Will Jones (Business Analyst) and Jay Banerjee (Consultant in Geriatric Emergency Medicine)
We have been testing out a prehospital scheme in the UK’s Leicester, Leicestershire and Rutland area since the beginning of COVID.
It was originally conceived to support residence-based care for frail older people, some of whom may not benefit from hospital conveyance and be exposed to the risks of COVID.
The scheme includes senior clinicians with frailty competencies providing telephone support to ambulance crews. The aim is to develop a definitive management plan for care in the community or if the individual’s needs outstripped timely care provision, a conveyance to the hospital’s emergency department.
A prehospital decision support emerged from the scheme which will be further evaluated. This considers an early warning score, the frailty state, advance care plans and weaves them into a conversation around best interest including ethical and legal considerations for the many incapacitated individuals.
Data around impact is being analyzed but emerging information suggests 380 admissions were avoided for every 587 “do not convey” advice, from 1075 calls received by a single clinician over 180 days in a 15 month period.
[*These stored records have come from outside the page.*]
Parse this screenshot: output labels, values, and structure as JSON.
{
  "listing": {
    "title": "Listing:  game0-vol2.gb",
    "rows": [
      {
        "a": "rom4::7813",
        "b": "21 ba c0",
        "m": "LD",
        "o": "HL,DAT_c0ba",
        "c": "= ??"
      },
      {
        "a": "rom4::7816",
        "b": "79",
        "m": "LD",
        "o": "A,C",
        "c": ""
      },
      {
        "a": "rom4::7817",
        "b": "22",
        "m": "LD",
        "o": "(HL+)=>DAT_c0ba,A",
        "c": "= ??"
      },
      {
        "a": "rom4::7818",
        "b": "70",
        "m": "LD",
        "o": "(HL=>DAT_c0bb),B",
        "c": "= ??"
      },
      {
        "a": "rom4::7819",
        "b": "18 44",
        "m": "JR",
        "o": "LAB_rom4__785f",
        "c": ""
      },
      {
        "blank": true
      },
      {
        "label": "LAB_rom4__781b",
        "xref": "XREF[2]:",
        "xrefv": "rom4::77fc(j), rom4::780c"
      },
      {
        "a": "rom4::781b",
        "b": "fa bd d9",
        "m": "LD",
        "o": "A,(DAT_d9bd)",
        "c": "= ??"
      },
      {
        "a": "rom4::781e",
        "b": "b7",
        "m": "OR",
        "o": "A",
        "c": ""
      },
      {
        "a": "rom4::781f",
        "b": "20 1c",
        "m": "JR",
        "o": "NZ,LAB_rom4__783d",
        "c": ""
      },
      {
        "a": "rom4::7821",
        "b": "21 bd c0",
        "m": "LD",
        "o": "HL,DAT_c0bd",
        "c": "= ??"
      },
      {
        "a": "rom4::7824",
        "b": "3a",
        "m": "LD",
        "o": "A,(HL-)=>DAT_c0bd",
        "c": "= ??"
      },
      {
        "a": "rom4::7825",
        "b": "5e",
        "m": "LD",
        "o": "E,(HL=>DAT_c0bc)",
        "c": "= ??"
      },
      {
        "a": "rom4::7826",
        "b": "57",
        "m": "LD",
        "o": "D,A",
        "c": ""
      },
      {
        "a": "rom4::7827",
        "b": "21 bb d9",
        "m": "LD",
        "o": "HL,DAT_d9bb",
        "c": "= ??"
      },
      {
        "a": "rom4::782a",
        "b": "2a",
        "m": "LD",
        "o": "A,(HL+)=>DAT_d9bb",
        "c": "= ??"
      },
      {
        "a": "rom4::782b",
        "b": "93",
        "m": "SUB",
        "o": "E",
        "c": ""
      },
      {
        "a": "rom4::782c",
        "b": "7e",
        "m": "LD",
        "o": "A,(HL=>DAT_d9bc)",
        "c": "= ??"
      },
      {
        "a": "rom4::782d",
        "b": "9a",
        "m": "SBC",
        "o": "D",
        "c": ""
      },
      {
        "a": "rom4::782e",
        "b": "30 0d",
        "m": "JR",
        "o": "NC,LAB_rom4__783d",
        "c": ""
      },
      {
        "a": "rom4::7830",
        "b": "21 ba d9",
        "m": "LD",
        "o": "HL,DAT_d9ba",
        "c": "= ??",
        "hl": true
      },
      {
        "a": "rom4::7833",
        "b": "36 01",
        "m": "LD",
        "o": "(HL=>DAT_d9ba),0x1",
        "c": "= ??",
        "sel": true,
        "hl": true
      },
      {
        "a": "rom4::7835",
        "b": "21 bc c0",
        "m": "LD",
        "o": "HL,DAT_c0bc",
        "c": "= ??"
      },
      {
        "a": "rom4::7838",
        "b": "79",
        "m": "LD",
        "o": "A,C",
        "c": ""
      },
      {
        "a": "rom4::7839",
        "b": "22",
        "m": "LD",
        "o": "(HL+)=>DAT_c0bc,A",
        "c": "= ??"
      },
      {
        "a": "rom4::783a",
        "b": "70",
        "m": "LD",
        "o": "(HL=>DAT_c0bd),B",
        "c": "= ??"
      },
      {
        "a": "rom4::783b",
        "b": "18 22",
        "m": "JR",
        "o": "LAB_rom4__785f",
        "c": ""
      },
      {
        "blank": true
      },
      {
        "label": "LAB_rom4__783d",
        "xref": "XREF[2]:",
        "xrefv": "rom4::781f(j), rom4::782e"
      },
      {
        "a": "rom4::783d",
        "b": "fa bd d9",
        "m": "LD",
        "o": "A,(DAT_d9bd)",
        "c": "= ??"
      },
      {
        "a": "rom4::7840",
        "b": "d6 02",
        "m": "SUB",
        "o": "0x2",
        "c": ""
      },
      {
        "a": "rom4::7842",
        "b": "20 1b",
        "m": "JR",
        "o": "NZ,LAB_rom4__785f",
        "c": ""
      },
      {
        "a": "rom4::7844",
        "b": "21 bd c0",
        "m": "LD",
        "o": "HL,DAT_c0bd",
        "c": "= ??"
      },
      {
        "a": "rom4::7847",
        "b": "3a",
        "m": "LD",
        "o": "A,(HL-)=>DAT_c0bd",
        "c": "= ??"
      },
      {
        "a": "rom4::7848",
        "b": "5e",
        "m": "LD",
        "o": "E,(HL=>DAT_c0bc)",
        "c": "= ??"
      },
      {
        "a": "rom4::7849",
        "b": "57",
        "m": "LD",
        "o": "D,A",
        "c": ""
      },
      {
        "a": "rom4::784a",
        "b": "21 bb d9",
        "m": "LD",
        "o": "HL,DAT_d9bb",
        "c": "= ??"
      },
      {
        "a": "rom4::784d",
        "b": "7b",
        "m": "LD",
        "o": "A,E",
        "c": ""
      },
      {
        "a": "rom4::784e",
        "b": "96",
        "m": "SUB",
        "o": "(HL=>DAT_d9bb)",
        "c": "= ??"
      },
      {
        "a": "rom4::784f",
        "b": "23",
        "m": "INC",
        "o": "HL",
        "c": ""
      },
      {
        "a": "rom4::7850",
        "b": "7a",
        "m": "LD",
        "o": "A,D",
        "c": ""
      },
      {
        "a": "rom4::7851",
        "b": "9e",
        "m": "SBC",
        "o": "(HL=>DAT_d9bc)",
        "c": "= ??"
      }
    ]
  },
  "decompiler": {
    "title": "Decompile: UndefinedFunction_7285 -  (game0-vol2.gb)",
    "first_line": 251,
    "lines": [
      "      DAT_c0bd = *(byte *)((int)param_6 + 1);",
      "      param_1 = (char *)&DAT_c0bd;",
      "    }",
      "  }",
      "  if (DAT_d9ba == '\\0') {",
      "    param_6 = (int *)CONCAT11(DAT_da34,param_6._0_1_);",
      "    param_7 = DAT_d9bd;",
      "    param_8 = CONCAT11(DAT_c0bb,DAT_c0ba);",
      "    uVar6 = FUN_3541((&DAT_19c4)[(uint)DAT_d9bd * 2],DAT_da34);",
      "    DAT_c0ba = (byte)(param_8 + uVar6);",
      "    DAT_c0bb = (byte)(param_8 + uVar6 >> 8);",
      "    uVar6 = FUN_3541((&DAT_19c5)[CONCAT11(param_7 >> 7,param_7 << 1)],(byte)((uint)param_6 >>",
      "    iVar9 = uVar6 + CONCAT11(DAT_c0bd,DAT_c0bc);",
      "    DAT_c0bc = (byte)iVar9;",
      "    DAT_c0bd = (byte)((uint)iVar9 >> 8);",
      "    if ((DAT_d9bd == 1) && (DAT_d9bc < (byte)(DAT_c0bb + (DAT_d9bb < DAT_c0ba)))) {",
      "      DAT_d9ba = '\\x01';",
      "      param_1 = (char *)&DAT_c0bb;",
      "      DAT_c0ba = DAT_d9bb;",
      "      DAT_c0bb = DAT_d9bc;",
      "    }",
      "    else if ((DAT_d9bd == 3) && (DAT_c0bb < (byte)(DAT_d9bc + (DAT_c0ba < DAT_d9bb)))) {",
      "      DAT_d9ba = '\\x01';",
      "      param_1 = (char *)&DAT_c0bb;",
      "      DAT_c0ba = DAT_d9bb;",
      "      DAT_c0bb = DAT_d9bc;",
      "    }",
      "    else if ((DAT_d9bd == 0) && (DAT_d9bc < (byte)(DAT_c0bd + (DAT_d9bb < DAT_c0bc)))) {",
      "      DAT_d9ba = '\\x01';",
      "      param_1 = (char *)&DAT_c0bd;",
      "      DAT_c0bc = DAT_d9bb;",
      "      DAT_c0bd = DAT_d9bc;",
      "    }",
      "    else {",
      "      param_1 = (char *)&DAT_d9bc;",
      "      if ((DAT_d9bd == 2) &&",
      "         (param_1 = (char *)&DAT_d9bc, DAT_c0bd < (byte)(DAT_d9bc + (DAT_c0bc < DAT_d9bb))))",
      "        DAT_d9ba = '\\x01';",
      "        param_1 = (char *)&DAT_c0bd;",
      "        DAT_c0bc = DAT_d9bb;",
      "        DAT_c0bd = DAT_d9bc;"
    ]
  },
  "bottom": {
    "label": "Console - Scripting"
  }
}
The table below compares the cohort by CFS and expected admission rate is from the rest of the ED ambulance attendances in the over 65’s. The department sees over 40,000 older people (>65 years) conveyed by ambulance per 12-month period so this 1075 would have made a very small impact on attendance volumes but would have freed up significant bed space for the hospital over 1 year with an average 10-day length of stay. Such schemes can yield high benefits for stressed systems.